All of the entries below, duplicated exactly, make up the answer.

=-=-=

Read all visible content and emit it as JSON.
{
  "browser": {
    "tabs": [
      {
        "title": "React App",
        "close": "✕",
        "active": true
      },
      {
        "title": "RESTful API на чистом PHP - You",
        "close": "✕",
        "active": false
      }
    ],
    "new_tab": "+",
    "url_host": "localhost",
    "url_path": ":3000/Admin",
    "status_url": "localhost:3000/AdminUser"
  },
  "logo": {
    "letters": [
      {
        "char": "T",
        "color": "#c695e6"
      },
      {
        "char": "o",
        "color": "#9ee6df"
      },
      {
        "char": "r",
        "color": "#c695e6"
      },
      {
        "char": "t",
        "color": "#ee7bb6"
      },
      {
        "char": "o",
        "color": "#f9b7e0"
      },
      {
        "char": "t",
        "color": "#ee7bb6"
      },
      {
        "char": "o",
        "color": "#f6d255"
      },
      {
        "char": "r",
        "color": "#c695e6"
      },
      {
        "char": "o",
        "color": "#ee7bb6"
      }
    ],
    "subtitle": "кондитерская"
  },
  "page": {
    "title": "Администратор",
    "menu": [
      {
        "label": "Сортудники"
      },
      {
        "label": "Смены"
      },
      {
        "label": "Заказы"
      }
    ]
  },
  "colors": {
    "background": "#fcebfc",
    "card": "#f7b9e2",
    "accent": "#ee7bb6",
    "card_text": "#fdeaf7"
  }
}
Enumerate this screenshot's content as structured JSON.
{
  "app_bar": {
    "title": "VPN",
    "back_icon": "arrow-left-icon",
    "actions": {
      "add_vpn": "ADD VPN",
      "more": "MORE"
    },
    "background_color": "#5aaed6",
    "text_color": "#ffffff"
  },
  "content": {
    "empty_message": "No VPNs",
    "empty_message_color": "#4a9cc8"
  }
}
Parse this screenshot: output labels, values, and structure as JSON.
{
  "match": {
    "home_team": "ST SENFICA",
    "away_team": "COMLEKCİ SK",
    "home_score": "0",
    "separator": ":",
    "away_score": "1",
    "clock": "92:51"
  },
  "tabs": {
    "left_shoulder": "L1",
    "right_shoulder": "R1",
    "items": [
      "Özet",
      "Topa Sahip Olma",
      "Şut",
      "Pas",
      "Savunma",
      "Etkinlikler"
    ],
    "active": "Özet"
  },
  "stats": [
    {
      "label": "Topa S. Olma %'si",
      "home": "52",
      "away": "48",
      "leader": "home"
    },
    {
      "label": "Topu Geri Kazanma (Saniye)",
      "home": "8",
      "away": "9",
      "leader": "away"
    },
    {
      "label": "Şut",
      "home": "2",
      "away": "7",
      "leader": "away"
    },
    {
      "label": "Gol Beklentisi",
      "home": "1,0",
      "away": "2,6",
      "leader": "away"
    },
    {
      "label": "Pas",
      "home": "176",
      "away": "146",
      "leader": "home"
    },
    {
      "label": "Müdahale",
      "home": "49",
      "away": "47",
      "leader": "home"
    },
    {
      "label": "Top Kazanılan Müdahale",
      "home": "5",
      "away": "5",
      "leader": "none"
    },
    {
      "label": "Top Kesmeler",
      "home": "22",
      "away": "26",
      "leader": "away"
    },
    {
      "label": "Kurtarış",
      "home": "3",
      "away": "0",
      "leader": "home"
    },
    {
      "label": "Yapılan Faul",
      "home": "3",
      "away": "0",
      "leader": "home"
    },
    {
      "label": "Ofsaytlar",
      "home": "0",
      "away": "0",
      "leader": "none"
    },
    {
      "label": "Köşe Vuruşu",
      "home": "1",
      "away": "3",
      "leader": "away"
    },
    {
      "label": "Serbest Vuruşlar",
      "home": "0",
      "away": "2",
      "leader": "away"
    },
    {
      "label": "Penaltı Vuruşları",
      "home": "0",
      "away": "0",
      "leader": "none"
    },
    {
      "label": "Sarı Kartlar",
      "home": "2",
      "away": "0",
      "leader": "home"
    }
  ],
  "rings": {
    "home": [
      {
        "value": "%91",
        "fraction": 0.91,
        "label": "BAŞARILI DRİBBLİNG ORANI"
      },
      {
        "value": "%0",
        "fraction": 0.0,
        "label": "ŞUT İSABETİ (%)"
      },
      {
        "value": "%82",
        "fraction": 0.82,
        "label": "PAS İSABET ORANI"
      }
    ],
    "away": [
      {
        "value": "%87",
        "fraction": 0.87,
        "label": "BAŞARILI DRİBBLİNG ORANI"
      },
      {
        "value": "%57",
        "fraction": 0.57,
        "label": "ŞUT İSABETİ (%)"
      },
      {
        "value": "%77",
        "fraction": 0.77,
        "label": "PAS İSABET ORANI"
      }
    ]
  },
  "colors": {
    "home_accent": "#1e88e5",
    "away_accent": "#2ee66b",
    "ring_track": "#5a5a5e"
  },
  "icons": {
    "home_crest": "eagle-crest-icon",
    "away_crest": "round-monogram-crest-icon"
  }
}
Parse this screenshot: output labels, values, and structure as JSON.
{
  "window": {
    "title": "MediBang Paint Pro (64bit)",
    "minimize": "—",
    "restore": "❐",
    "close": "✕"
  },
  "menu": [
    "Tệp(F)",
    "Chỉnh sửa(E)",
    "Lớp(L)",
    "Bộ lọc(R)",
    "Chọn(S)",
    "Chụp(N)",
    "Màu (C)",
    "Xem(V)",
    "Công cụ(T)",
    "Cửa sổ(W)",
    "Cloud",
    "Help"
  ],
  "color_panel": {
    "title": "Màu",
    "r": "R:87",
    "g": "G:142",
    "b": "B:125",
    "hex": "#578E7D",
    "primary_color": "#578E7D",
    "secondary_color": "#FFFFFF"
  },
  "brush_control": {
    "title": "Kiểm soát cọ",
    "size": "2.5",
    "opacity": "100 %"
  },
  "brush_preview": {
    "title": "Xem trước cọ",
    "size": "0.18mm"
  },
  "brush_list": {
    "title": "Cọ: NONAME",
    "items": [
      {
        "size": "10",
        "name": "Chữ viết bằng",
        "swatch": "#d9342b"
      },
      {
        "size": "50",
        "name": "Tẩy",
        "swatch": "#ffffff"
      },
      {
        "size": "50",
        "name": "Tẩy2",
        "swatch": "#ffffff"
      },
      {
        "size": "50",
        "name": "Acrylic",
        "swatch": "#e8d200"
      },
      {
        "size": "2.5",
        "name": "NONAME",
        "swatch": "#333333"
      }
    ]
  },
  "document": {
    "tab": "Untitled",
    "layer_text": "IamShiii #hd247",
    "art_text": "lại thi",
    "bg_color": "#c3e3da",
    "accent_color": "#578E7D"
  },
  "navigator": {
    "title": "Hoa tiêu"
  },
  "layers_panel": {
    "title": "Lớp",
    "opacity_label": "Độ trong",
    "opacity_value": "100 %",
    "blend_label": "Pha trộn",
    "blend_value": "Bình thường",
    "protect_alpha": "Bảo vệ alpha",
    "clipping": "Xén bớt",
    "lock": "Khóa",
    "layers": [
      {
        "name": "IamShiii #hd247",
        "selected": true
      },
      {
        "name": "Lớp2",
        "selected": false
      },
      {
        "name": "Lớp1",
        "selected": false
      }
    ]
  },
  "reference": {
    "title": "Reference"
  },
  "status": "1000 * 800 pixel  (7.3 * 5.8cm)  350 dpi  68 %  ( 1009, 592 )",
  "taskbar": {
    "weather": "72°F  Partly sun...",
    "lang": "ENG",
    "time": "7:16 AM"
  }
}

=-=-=

**WORKED SOLUTION:**
Read all visible content and emit it as JSON.
{
  "browser": {
    "tabs": [
      {
        "title": "React App",
        "close": "✕",
        "active": true
      },
      {
        "title": "RESTful API на чистом PHP - You",
        "close": "✕",
        "active": false
      }
    ],
    "new_tab": "+",
    "url_host": "localhost",
    "url_path": ":3000/Admin",
    "status_url": "localhost:3000/AdminUser"
  },
  "logo": {
    "letters": [
      {
        "char": "T",
        "color": "#c695e6"
      },
      {
        "char": "o",
        "color": "#9ee6df"
      },
      {
        "char": "r",
        "color": "#c695e6"
      },
      {
        "char": "t",
        "color": "#ee7bb6"
      },
      {
        "char": "o",
        "color": "#f9b7e0"
      },
      {
        "char": "t",
        "color": "#ee7bb6"
      },
      {
        "char": "o",
        "color": "#f6d255"
      },
      {
        "char": "r",
        "color": "#c695e6"
      },
      {
        "char": "o",
        "color": "#ee7bb6"
      }
    ],
    "subtitle": "кондитерская"
  },
  "page": {
    "title": "Администратор",
    "menu": [
      {
        "label": "Сортудники"
      },
      {
        "label": "Смены"
      },
      {
        "label": "Заказы"
      }
    ]
  },
  "colors": {
    "background": "#fcebfc",
    "card": "#f7b9e2",
    "accent": "#ee7bb6",
    "card_text": "#fdeaf7"
  }
}
Enumerate this screenshot's content as structured JSON.
{
  "app_bar": {
    "title": "VPN",
    "back_icon": "arrow-left-icon",
    "actions": {
      "add_vpn": "ADD VPN",
      "more": "MORE"
    },
    "background_color": "#5aaed6",
    "text_color": "#ffffff"
  },
  "content": {
    "empty_message": "No VPNs",
    "empty_message_color": "#4a9cc8"
  }
}
Parse this screenshot: output labels, values, and structure as JSON.
{
  "match": {
    "home_team": "ST SENFICA",
    "away_team": "COMLEKCİ SK",
    "home_score": "0",
    "separator": ":",
    "away_score": "1",
    "clock": "92:51"
  },
  "tabs": {
    "left_shoulder": "L1",
    "right_shoulder": "R1",
    "items": [
      "Özet",
      "Topa Sahip Olma",
      "Şut",
      "Pas",
      "Savunma",
      "Etkinlikler"
    ],
    "active": "Özet"
  },
  "stats": [
    {
      "label": "Topa S. Olma %'si",
      "home": "52",
      "away": "48",
      "leader": "home"
    },
    {
      "label": "Topu Geri Kazanma (Saniye)",
      "home": "8",
      "away": "9",
      "leader": "away"
    },
    {
      "label": "Şut",
      "home": "2",
      "away": "7",
      "leader": "away"
    },
    {
      "label": "Gol Beklentisi",
      "home": "1,0",
      "away": "2,6",
      "leader": "away"
    },
    {
      "label": "Pas",
      "home": "176",
      "away": "146",
      "leader": "home"
    },
    {
      "label": "Müdahale",
      "home": "49",
      "away": "47",
      "leader": "home"
    },
    {
      "label": "Top Kazanılan Müdahale",
      "home": "5",
      "away": "5",
      "leader": "none"
    },
    {
      "label": "Top Kesmeler",
      "home": "22",
      "away": "26",
      "leader": "away"
    },
    {
      "label": "Kurtarış",
      "home": "3",
      "away": "0",
      "leader": "home"
    },
    {
      "label": "Yapılan Faul",
      "home": "3",
      "away": "0",
      "leader": "home"
    },
    {
      "label": "Ofsaytlar",
      "home": "0",
      "away": "0",
      "leader": "none"
    },
    {
      "label": "Köşe Vuruşu",
      "home": "1",
      "away": "3",
      "leader": "away"
    },
    {
      "label": "Serbest Vuruşlar",
      "home": "0",
      "away": "2",
      "leader": "away"
    },
    {
      "label": "Penaltı Vuruşları",
      "home": "0",
      "away": "0",
      "leader": "none"
    },
    {
      "label": "Sarı Kartlar",
      "home": "2",
      "away": "0",
      "leader": "home"
    }
  ],
  "rings": {
    "home": [
      {
        "value": "%91",
        "fraction": 0.91,
        "label": "BAŞARILI DRİBBLİNG ORANI"
      },
      {
        "value": "%0",
        "fraction": 0.0,
        "label": "ŞUT İSABETİ (%)"
      },
      {
        "value": "%82",
        "fraction": 0.82,
        "label": "PAS İSABET ORANI"
      }
    ],
    "away": [
      {
        "value": "%87",
        "fraction": 0.87,
        "label": "BAŞARILI DRİBBLİNG ORANI"
      },
      {
        "value": "%57",
        "fraction": 0.57,
        "label": "ŞUT İSABETİ (%)"
      },
      {
        "value": "%77",
        "fraction": 0.77,
        "label": "PAS İSABET ORANI"
      }
    ]
  },
  "colors": {
    "home_accent": "#1e88e5",
    "away_accent": "#2ee66b",
    "ring_track": "#5a5a5e"
  },
  "icons": {
    "home_crest": "eagle-crest-icon",
    "away_crest": "round-monogram-crest-icon"
  }
}
Parse this screenshot: output labels, values, and structure as JSON.
{
  "window": {
    "title": "MediBang Paint Pro (64bit)",
    "minimize": "—",
    "restore": "❐",
    "close": "✕"
  },
  "menu": [
    "Tệp(F)",
    "Chỉnh sửa(E)",
    "Lớp(L)",
    "Bộ lọc(R)",
    "Chọn(S)",
    "Chụp(N)",
    "Màu (C)",
    "Xem(V)",
    "Công cụ(T)",
    "Cửa sổ(W)",
    "Cloud",
    "Help"
  ],
  "color_panel": {
    "title": "Màu",
    "r": "R:87",
    "g": "G:142",
    "b": "B:125",
    "hex": "#578E7D",
    "primary_color": "#578E7D",
    "secondary_color": "#FFFFFF"
  },
  "brush_control": {
    "title": "Kiểm soát cọ",
    "size": "2.5",
    "opacity": "100 %"
  },
  "brush_preview": {
    "title": "Xem trước cọ",
    "size": "0.18mm"
  },
  "brush_list": {
    "title": "Cọ: NONAME",
    "items": [
      {
        "size": "10",
        "name": "Chữ viết bằng",
        "swatch": "#d9342b"
      },
      {
        "size": "50",
        "name": "Tẩy",
        "swatch": "#ffffff"
      },
      {
        "size": "50",
        "name": "Tẩy2",
        "swatch": "#ffffff"
      },
      {
        "size": "50",
        "name": "Acrylic",
        "swatch": "#e8d200"
      },
      {
        "size": "2.5",
        "name": "NONAME",
        "swatch": "#333333"
      }
    ]
  },
  "document": {
    "tab": "Untitled",
    "layer_text": "IamShiii #hd247",
    "art_text": "lại thi",
    "bg_color": "#c3e3da",
    "accent_color": "#578E7D"
  },
  "navigator": {
    "title": "Hoa tiêu"
  },
  "layers_panel": {
    "title": "Lớp",
    "opacity_label": "Độ trong",
    "opacity_value": "100 %",
    "blend_label": "Pha trộn",
    "blend_value": "Bình thường",
    "protect_alpha": "Bảo vệ alpha",
    "clipping": "Xén bớt",
    "lock": "Khóa",
    "layers": [
      {
        "name": "IamShiii #hd247",
        "selected": true
      },
      {
        "name": "Lớp2",
        "selected": false
      },
      {
        "name": "Lớp1",
        "selected": false
      }
    ]
  },
  "reference": {
    "title": "Reference"
  },
  "status": "1000 * 800 pixel  (7.3 * 5.8cm)  350 dpi  68 %  ( 1009, 592 )",
  "taskbar": {
    "weather": "72°F  Partly sun...",
    "lang": "ENG",
    "time": "7:16 AM"
  }
}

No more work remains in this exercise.